While Hefner said the Mets don’t have an “overarching organizational theme that we’re going to throw some more sinkers,” it has become a go-to solution for the staff lately.

“A lot of things have to go right for a rainforest to thrive. That is similar to pitch use. There could be one thing missing from their repertoire,” Hefner said. “Because guys haven’t been throwing sinkers, that’s usually where we go, just because hitters hadn’t seen as many sinkers in recent years. Maybe that will provide a small advantage.”

Once a pitcher has developed a viable sinker, the next step is deploying it at the right time.

“What (we) talked about a lot is giving guys tools for their tool belts,” Hefner said. “I’m facing this batter, the scoreboard says this: What pitch should I throw? This potentially gives me a quick out, it allows me to dive deeper into games or pitch a back-to-back.”

Just look at how Severino approached Chicago’s Christopher Morel two starts ago. Known for his free swing, Morel faced infield sinkers over three at-bats against Severino. He grounded out twice and blooped into a double play; he made four outs in five pitches.

“Even if (a ground ball) gets through, that’s positive in our minds,” Hefner said. “When we get the ground ball, that’s what the field is designed for. It is not designed to swing back and forth.”

The results across the board were mixed for the Mets. On a per-pitch basis, their sinkers are slightly less effective than last year, though a lot of that is due to the issues with Adrian Houser’s heavy arsenal. It was a critical pitch especially for Manaea, Severino and Smith.

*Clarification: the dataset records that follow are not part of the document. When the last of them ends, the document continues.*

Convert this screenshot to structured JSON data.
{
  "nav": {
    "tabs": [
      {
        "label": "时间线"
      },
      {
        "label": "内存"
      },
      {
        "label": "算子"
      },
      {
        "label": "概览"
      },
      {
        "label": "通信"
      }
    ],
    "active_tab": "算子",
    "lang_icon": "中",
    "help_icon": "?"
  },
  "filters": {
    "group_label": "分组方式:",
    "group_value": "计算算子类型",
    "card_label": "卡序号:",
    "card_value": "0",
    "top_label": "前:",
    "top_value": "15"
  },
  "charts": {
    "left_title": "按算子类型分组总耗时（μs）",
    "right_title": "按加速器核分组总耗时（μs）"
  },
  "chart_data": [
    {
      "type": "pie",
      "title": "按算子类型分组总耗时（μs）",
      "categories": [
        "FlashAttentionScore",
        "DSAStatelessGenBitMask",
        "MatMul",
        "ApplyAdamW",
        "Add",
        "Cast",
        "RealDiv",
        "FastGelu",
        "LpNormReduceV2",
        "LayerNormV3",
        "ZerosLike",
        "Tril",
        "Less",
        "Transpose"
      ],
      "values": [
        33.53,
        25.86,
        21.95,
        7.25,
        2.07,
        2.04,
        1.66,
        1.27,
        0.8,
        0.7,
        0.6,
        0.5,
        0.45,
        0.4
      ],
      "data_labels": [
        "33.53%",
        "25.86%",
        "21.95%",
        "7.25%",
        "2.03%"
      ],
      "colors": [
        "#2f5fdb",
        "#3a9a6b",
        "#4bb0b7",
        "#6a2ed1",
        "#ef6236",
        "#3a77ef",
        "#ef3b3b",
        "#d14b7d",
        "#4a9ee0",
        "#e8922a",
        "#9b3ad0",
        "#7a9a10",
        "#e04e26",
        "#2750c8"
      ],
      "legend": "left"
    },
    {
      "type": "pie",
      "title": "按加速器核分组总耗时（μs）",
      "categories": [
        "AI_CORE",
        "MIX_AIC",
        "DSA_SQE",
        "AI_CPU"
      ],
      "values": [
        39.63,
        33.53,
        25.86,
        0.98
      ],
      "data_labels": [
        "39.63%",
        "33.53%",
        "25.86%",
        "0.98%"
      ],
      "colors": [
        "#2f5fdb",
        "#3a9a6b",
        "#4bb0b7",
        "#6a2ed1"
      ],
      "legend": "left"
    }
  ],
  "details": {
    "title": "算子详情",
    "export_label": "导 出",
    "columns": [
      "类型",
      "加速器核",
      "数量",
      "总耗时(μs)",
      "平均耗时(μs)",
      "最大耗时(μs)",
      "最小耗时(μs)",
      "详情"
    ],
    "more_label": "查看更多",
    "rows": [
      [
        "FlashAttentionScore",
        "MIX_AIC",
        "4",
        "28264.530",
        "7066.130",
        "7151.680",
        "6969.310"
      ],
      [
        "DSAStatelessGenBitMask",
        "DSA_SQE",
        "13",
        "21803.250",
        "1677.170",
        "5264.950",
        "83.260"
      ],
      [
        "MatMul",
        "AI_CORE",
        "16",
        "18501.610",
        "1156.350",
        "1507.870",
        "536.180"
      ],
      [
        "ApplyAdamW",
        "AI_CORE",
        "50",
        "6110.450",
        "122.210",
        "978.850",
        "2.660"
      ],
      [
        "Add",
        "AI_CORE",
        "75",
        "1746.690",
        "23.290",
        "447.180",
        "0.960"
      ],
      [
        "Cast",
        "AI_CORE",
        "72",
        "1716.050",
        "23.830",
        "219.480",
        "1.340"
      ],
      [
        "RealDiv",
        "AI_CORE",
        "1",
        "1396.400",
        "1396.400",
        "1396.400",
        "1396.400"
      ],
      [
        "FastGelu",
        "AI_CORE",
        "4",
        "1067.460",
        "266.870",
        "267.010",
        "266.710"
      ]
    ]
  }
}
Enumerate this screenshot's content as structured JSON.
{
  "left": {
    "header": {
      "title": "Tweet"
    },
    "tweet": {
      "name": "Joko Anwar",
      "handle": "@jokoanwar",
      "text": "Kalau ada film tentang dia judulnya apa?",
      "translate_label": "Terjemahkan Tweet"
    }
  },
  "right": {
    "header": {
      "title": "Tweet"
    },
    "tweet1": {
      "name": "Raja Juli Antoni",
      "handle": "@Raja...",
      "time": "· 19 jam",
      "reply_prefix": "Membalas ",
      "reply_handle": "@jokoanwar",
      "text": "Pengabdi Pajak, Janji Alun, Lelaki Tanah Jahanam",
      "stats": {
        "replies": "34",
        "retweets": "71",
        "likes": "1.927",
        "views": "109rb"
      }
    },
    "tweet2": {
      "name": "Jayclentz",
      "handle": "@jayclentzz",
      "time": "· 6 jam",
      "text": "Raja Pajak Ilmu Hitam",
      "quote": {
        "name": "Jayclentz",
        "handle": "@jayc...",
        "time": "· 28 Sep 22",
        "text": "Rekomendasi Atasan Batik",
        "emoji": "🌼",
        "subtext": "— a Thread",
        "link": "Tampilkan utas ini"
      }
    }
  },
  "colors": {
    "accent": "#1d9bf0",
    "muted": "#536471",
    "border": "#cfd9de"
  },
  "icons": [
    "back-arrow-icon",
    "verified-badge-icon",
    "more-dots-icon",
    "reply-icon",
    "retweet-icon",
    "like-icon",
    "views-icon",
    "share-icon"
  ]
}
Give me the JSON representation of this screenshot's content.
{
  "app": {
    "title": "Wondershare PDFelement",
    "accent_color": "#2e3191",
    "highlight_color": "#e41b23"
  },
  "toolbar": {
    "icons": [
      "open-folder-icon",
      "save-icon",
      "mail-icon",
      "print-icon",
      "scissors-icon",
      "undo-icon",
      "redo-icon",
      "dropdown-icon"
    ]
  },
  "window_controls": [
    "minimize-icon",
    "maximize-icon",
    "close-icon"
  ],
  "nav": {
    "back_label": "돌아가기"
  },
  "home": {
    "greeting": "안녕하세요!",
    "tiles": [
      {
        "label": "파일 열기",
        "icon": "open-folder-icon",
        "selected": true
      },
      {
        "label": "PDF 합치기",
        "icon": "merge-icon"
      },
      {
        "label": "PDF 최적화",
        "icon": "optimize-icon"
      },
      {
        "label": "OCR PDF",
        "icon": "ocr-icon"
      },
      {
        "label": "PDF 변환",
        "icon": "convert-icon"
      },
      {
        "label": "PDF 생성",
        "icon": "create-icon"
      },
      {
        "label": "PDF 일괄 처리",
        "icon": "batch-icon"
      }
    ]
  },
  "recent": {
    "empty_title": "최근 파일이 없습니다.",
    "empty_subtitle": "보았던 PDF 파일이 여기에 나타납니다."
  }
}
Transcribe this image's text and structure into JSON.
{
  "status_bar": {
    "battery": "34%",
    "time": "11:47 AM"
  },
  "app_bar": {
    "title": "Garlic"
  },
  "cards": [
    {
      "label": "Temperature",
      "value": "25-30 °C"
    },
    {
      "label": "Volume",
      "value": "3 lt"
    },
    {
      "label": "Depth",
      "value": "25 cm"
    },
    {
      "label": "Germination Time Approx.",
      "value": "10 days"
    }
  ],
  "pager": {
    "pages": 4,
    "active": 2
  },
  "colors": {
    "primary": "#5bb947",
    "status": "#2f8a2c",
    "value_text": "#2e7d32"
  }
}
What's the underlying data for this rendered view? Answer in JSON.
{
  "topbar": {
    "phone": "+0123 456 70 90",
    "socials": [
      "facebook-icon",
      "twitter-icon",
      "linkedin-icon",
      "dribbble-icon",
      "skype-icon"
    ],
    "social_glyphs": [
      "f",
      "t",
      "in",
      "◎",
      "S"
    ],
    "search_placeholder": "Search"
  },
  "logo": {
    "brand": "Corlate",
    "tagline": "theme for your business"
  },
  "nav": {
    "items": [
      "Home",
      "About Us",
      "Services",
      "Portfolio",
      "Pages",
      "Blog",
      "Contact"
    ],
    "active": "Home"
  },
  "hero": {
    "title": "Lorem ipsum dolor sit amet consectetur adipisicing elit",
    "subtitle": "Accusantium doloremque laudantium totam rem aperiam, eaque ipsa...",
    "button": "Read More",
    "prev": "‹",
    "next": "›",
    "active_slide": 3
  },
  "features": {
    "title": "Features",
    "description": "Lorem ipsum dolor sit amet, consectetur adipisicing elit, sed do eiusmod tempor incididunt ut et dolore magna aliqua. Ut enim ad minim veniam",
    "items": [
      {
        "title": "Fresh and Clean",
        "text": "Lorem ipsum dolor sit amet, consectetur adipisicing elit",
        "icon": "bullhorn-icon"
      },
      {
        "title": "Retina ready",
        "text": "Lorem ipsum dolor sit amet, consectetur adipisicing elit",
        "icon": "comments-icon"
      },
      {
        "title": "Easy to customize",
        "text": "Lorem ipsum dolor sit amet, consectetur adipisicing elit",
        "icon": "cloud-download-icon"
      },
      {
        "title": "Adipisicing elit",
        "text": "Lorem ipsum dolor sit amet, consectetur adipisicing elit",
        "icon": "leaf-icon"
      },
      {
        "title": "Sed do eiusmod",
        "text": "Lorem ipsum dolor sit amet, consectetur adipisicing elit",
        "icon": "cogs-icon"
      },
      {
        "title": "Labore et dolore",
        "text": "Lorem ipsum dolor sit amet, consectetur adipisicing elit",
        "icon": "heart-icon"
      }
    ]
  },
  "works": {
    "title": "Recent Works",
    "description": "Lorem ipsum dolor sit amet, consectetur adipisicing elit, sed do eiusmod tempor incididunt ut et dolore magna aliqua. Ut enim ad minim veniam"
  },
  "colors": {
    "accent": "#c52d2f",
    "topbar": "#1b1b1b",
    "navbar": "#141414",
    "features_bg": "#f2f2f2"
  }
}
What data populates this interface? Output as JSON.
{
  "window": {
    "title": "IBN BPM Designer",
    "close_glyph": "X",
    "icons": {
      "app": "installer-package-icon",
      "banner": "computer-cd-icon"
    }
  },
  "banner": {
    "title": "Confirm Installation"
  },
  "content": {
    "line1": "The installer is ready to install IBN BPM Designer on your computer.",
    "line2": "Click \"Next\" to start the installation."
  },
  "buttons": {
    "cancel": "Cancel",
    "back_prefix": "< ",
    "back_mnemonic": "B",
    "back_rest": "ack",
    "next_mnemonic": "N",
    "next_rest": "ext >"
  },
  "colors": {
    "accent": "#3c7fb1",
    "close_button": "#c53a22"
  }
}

“I still have some fields and locations to work on,” Severino said. “But right now I’m very happy with where they are.”

(Photo by Luis Severino: Julio Aguilar/Getty Images)